"The biotech market seems to have hit its bottom and we can expect to see values continue to grow in September, albeit slowly," he adds. "There are those on Wall Street who believe that the market will improve in the fourth quarter -- and historically, the fourth quarter is a strong one -- but we're unlikely to see as dramatic a comeback as some enthusiasts predict," he says.
"There is still uncertainty in the market with elections looming in the U.S. and terrorism continuing to make global headlines," Burrill continues. "I would argue that the summer doldrums were pretty real this year and that while we are on the recovery side, there is no galvanizing event waiting in the wings to trigger momentum," he says. "Plus the IPO window is temporarily out of commission ... that is, the value equation is so ugly that any company pushing to get out is viewed as desperate," Burrill says. "Institutional investors simply do not have the appetite for new offerings today," he adds.
The Burrill 2003/2004 IPO Index slid a fraction of a percentage point in August but is up nearly 5% year to date. "There have been 33 biotech IPO deals in this recent 2003/2004 window with 20 entering the market below range," notes Burrill. "Although, as a group, this cluster of companies managed to gain an average of nearly 6% on opening day, their performance to date is down by 11%," he says.

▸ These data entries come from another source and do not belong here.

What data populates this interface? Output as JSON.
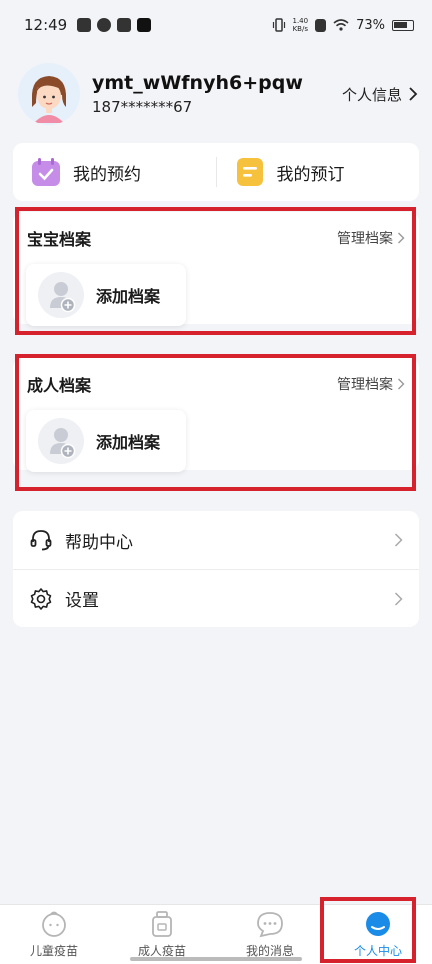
{
  "status_bar": {
    "time": "12:49",
    "net_speed_value": "1.40",
    "net_speed_unit": "KB/s",
    "battery": "73%"
  },
  "profile": {
    "username": "ymt_wWfnyh6+pqw",
    "phone": "187*******67",
    "info_link": "个人信息"
  },
  "quick_actions": [
    {
      "label": "我的预约",
      "icon": "calendar-check-icon",
      "color": "#c58ce8"
    },
    {
      "label": "我的预订",
      "icon": "document-icon",
      "color": "#f6c13c"
    }
  ],
  "baby_section": {
    "title": "宝宝档案",
    "manage": "管理档案",
    "add_label": "添加档案"
  },
  "adult_section": {
    "title": "成人档案",
    "manage": "管理档案",
    "add_label": "添加档案"
  },
  "menu": [
    {
      "label": "帮助中心",
      "icon": "headset-icon"
    },
    {
      "label": "设置",
      "icon": "gear-icon"
    }
  ],
  "tabs": [
    {
      "label": "儿童疫苗",
      "icon": "child-icon",
      "active": false
    },
    {
      "label": "成人疫苗",
      "icon": "bottle-icon",
      "active": false
    },
    {
      "label": "我的消息",
      "icon": "message-icon",
      "active": false
    },
    {
      "label": "个人中心",
      "icon": "profile-icon",
      "active": true
    }
  ],
  "colors": {
    "accent": "#1a8ce8",
    "highlight_frame": "#d5222c"
  }
}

The Burrill Agbio Index rose 4% in August and is up 8% for the year. Better second quarter performance helped raise Large Scale Biology (LSBC) shares 20% during the month. Terra Nitrogen Company (TNH) shares also rose on improved second quarter performance and ended the month up 19%. Shares of Delta and Pine Land (DLP) rose 13% on the announcement that D&PL has acquired licenses from Syngenta to deliver novel biotechnology products to cotton growers worldwide. Delta & Pine Land will pay Syngenta $47 million over three years. This agreement is D&PL's first with a company other than Monsanto as a supplier of genetically modified crop technology for its commercialized products and could boost D&PL's earnings due to changes in fee structures that would benefit Delta & Pine Land.